In a GURPS discussion about jobs, I just realized some interesting parallels about Modern and Ancient Economics.
One interesting parallel is how Government Hoarding of Gold is similar to the Central Bank raising interest rates. Choking the money supply can increase its buying power to an extent, farmers who have saved up coinage can substitute cash for owed labor.
How it is not the purity of the metal used for coinage but the over supply of the coinage that causes rapid inflation. How an army, like that of Frederic during the Crusades moved through Byzantium carrying so much gold and spending it in these byzantine cities increased the overall supply of gold and thus raising the prices of the goods they sought.
As an example the historic inflation of gold when spain brought it over from the new world. Prices soared yet the gold was pure.
How Kings, princes and lords and their monetary policy work much like a government. With lords passing on the complaints of farmers as inflations makes the cost of living much less tolerable. Where the prince, king or emepror has to make declarations for a certain good like grain (e.g. 1 solidus for 1 modii, 1 penny for 2lbs of bread) just to ease the injustice and abuse.
Also note how slow this processes is compared to modern times, unlike today where there is tracking of inflation and proactive measures in place. By the time corrective action comes by the emperor's decree much human suffering has occurred already. A hardworking freefamer would have become a serf, or his daughters sold off, his sons run-away to the cities. An entire village can be abandon, depending on how merciful or cruel its owners.
One lesson to take to the game table is that, when there is an event, inflation goes up. Depending on the kind of event: Low Yield Harvest, Bumper Crop, War, Famine, etc. In a bumper crop where farmer s and villages benefit from their greater supply of goods vs the actual "monetary cost" going for them. Farmers can accumilate coin in such an event. In war, famine, building projects and low yielding harvest, inflation goes up because goods become scarcer thus their prices goes up.
When the largest and most powerful institution starts a lot of spending bringing about a larger supply of money, this raises the cost of goods but also raises the quality of life in the immediate vicinity. Suddenly there is money to spare. Soldiers paid begin having money to spend. In the heirarchy of needs, other needs start getting attention as well as other vices.
Inflation and Escalation is a standard in a world in flux because some where out there a good or commodity increases/decreases in supply. Going back to "golden age" levels of inflation doesn't happen without preventing necessary change. This change can be technology, climate, the titter of the scales of social justice, and ebb and flow of population.
Economics being taken forgranted.
In a previous discussion with my wife, one interesting thing about economics is how it is taken for-granted because it is so difficult to measure and predict. Even when studies prove that the economists are statistically wrong all the time (from her CFA book), these same critics still rely on the system they say is wrong. I think they have yet to isolate what is "wrong" and their definition of "wrong". Sometimes any actions/policy is good as it keeps us moving forward and not repeating what is bringing more harm.

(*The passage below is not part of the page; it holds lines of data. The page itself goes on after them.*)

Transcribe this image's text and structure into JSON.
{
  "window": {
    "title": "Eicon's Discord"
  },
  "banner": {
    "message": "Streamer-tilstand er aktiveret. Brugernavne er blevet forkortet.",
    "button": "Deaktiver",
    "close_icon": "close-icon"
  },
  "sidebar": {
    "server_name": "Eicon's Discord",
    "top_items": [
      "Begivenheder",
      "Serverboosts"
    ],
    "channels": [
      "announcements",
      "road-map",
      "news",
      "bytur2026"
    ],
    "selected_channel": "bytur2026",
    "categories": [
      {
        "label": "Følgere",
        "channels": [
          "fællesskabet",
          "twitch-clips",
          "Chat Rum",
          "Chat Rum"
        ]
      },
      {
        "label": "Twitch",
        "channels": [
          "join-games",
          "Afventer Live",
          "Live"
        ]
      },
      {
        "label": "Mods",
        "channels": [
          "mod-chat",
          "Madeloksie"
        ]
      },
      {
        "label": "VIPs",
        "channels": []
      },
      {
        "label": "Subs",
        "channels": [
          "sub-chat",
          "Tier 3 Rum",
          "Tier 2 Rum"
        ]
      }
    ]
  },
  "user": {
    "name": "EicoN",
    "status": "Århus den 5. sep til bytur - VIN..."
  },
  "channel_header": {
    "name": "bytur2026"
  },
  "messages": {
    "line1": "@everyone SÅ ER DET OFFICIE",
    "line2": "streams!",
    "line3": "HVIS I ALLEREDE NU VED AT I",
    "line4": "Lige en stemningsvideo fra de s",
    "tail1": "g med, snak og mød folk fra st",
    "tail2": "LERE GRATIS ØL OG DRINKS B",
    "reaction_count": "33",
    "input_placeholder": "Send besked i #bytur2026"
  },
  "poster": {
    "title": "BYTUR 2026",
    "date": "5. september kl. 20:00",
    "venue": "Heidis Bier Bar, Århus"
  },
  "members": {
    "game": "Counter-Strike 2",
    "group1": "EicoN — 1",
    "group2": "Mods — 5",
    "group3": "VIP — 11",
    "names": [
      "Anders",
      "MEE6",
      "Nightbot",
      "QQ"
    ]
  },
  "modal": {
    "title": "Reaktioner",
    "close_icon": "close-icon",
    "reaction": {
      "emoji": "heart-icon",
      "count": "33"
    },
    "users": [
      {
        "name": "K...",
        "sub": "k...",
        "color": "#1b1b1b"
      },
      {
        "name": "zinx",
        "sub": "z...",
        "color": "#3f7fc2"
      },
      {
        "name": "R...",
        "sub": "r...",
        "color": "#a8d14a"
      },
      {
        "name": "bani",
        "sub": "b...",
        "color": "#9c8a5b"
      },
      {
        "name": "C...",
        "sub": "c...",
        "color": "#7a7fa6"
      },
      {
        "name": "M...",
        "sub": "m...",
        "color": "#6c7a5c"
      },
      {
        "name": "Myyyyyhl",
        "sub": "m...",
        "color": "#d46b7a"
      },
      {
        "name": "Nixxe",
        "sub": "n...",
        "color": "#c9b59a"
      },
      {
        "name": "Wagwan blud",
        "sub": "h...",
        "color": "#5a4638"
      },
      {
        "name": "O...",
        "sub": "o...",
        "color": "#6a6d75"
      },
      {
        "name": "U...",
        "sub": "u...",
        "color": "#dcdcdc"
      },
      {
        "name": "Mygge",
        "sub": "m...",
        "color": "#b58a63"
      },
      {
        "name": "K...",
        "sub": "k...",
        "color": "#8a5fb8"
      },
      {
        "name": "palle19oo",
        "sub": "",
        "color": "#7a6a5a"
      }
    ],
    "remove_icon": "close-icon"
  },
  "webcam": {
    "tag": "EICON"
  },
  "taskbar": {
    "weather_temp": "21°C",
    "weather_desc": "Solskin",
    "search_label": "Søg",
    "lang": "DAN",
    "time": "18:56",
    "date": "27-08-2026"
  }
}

The discussion was brought about by her CFA lectures that have many critical things to say about economics... but fails to provide any useful suggestions, recommendations or proposals. A rule of thumb with criticism, if the critic cannot imagine a solution or how to come to a solution then it ceases being constructive or a critical thinking exercise1

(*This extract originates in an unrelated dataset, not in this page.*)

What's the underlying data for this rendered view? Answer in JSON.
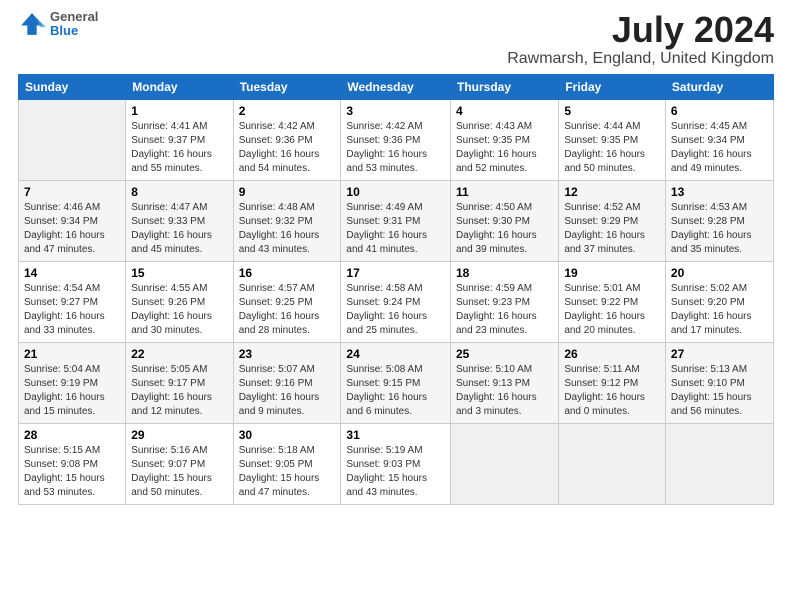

That rule of thumb is pretty useful in determining how well-meaning vs conscious or unconcscious malice in a criticism. That fact, that there is no useful forward moving suggestions makes me find such criticism useles. Its like complaining about something no-one else can prevent or stop, where there is no constructive-ness in the action like measring and assessing the situation, it's just a waste of time and not even worth note.
My opinion differs greatly because my historical appreciation is enhanced by gaming. The first example that point out how costs were arbitrary and economics helped fix a lot of things we take forgranted today was in a lecture about Levantine Empires2. On how slavery through debt was epidemic, successive civiliazations made many laws to prevent such from happening again and how those laws can be found in Islam. Same such problems happened in other cultures, where the costs of living these individuals thought they could pay was so flawed they ended up in perpetual servitude and slavery3.
Its easy to imagine a world without our conveniences when you role-play these worlds often or play them out in your head as a GM.
1The Art of Critical Decision Making by Micheal Roberto
2Empires before Alexander
3 Some forms of slavery is more sustainable for an individual when they can take advantage of the buffers and defenses of a larger and self sufficient household. Note that in modern concepts of social order, one can achieve the same buffers under a more liberated relationship among equals, in a community. But such social order requires a large amount of wisdom, philosophy, and awareness of individual rights.